Requires Photography

Fragment of shawabty

Egyptian
Late Period
760–332 B.C.


Findspot: Egypt, Giza, Avenue 3, black debris

Dimensions

2.7 x 0.9 cm (1 1/16 x 3/8 in.)

Accession Number

25.3004

Medium or Technique

Faience

Not On View

Collections

The Ancient World

Classifications

Shawabties and shawabty boxes

Legs and base fragment of shawabty, no pedestal or pilaster. Traces of cloth wrapped around fraont (from mold?), violet glaze, hard paste.

An ancient Egyptian shawabty is a funerary figurine that was intended to magically animate in the Afterlife in order to act as a proxy for the deceased when called upon to tend to field labor or other tasks. This expressed purpose was sometimes written on the shawabty itself in the form of a “Shawabty Spell,” of which versions of various lengths are known. Shorter shawabty inscriptions could also just identify the deceased by name and, when applicable, title(s). However, many shawabtys carry no text at all. The ideal number of such figurines to include in a tomb or burial seems to have varied during different time periods.

Provenance

From Giza, Avenue 3, black debris. 1925: excavated by the Harvard University–Museum of Fine Arts Expedition; assigned to the MFA by the government of Egypt.
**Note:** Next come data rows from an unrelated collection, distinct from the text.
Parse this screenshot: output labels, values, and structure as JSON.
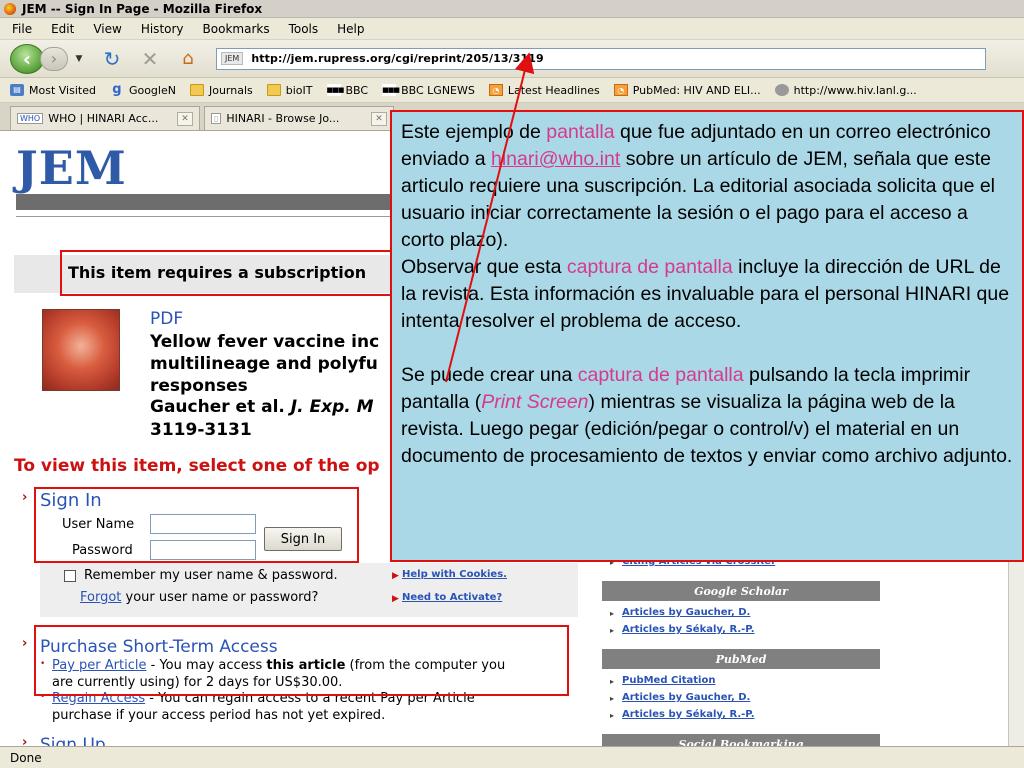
{
  "window": {
    "title": "JEM -- Sign In Page - Mozilla Firefox"
  },
  "menu": [
    "File",
    "Edit",
    "View",
    "History",
    "Bookmarks",
    "Tools",
    "Help"
  ],
  "address": {
    "favicon_text": "JEM",
    "url": "http://jem.rupress.org/cgi/reprint/205/13/3119"
  },
  "bookmarks": [
    {
      "label": "Most Visited",
      "icon": "most-visited-icon"
    },
    {
      "label": "GoogleN",
      "icon": "google-icon"
    },
    {
      "label": "Journals",
      "icon": "folder-icon"
    },
    {
      "label": "bioIT",
      "icon": "folder-icon"
    },
    {
      "label": "BBC",
      "icon": "bbc-icon"
    },
    {
      "label": "BBC LGNEWS",
      "icon": "bbc-icon"
    },
    {
      "label": "Latest Headlines",
      "icon": "rss-icon"
    },
    {
      "label": "PubMed: HIV AND ELI...",
      "icon": "rss-icon"
    },
    {
      "label": "http://www.hiv.lanl.g...",
      "icon": "globe-icon"
    }
  ],
  "tabs": [
    {
      "label": "WHO | HINARI Acc...",
      "icon_text": "WHO"
    },
    {
      "label": "HINARI - Browse Jo...",
      "icon_text": ""
    }
  ],
  "status": "Done",
  "page": {
    "logo": "JEM",
    "subscription_text": "This item requires a subscription",
    "pdf_label": "PDF",
    "article_title": "Yellow fever vaccine inc multilineage and polyfu responses",
    "authors": "Gaucher et al.",
    "journal": "J. Exp. M",
    "pages": "3119-3131",
    "to_view": "To view this item, select one of the op",
    "signin": {
      "heading": "Sign In",
      "user_label": "User Name",
      "password_label": "Password",
      "button": "Sign In",
      "remember": "Remember my user name & password.",
      "forgot_link": "Forgot",
      "forgot_rest": "your user name or password?",
      "help_cookies": "Help with Cookies.",
      "need_activate": "Need to Activate?"
    },
    "purchase": {
      "heading": "Purchase Short-Term Access",
      "ppa_link": "Pay per Article",
      "ppa_text1": " - You may access ",
      "ppa_bold": "this article",
      "ppa_text2": " (from the computer you",
      "ppa_line2": "are currently using) for 2 days for US$30.00.",
      "regain_link": "Regain Access",
      "regain_text": " - You can regain access to a recent Pay per Article",
      "regain_line2": "purchase if your access period has not yet expired."
    },
    "signup_bottom": "Sign Up",
    "sidebar": {
      "citing_link": "Citing Articles via CrossRef",
      "google_scholar": "Google Scholar",
      "gs_links": [
        "Articles by Gaucher, D.",
        "Articles by Sékaly, R.-P."
      ],
      "pubmed": "PubMed",
      "pm_links": [
        "PubMed Citation",
        "Articles by Gaucher, D.",
        "Articles by Sékaly, R.-P."
      ],
      "social": "Social Bookmarking"
    }
  },
  "callout": {
    "p1_a": "Este ejemplo de ",
    "p1_hl1": "pantalla",
    "p1_b": " que fue adjuntado en un correo electrónico enviado a ",
    "p1_mail": "hinari@who.int",
    "p1_c": "  sobre un artículo de JEM, señala que este articulo requiere una suscripción. La editorial asociada solicita que el usuario iniciar correctamente la sesión o el pago para el acceso a corto plazo).",
    "p2_a": "Observar que esta ",
    "p2_hl": "captura de pantalla",
    "p2_b": " incluye la dirección de URL de la revista. Esta información es invaluable para el personal HINARI que intenta resolver el problema de acceso.",
    "p3_a": "Se puede crear una ",
    "p3_hl": "captura de pantalla",
    "p3_b": " pulsando la tecla imprimir pantalla (",
    "p3_key": "Print Screen",
    "p3_c": ") mientras se visualiza la página web de la revista. Luego pegar (edición/pegar o control/v) el material en un documento de procesamiento de textos y enviar como archivo adjunto."
  },
  "colors": {
    "highlight_red": "#e01010",
    "callout_bg": "#aad8e6",
    "callout_accent": "#d63a8a",
    "link_blue": "#2a53b5"
  }
}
Credit Line

Harvard University—Boston Museum of Fine Arts Expedition